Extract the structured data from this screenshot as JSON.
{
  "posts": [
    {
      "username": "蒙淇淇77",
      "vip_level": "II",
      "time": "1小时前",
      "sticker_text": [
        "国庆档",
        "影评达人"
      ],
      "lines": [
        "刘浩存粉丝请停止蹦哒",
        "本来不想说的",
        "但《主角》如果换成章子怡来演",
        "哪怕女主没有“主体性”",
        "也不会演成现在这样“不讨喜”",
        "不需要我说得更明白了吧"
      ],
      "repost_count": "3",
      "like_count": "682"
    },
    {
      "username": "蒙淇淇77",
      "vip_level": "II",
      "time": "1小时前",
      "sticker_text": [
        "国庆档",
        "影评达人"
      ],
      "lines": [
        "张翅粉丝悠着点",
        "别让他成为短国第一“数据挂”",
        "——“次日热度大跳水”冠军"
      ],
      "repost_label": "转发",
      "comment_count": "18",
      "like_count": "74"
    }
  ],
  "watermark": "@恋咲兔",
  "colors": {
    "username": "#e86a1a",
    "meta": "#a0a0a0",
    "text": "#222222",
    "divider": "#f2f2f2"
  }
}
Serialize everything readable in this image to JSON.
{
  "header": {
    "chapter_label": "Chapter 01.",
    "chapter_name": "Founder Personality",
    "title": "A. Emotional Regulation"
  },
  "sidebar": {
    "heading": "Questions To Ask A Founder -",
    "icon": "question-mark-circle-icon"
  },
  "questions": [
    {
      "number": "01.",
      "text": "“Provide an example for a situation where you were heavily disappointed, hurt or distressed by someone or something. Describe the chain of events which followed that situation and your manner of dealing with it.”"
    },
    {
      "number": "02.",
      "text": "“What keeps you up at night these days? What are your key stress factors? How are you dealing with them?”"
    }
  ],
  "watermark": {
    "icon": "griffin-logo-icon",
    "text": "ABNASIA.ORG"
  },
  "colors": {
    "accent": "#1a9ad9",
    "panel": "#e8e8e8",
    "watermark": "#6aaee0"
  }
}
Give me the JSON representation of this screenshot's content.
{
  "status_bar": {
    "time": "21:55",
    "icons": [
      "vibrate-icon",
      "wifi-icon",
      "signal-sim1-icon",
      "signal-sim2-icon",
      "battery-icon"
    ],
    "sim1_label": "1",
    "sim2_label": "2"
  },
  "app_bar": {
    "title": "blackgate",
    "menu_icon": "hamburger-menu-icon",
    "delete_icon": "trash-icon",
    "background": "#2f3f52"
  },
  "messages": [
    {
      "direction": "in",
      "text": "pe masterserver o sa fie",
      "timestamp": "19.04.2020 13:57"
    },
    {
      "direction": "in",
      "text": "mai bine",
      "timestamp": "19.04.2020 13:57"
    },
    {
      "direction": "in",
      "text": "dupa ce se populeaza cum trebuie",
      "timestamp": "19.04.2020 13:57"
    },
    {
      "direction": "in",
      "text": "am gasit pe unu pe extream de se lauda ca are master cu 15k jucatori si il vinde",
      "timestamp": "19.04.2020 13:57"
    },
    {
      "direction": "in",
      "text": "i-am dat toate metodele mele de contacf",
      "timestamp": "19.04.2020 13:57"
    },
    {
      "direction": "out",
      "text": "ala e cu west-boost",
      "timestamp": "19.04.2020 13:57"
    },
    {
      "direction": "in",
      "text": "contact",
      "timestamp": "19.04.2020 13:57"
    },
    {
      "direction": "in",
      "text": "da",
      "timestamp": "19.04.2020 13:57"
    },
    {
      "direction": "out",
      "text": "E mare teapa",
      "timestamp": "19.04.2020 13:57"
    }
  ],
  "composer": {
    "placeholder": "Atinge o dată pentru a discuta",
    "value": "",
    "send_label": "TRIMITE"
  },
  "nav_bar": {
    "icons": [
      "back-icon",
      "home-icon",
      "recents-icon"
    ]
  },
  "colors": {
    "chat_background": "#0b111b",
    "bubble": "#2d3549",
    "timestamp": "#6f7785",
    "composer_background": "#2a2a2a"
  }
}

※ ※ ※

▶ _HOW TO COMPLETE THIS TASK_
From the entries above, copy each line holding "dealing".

▶ _RESULT OF THE EXERCISE_
      "text": "“Provide an example for a situation where you were heavily disappointed, hurt or distressed by someone or something. Describe the chain of events which followed that situation and your manner of dealing with it.”"
      "text": "“What keeps you up at night these days? What are your key stress factors? How are you dealing with them?”"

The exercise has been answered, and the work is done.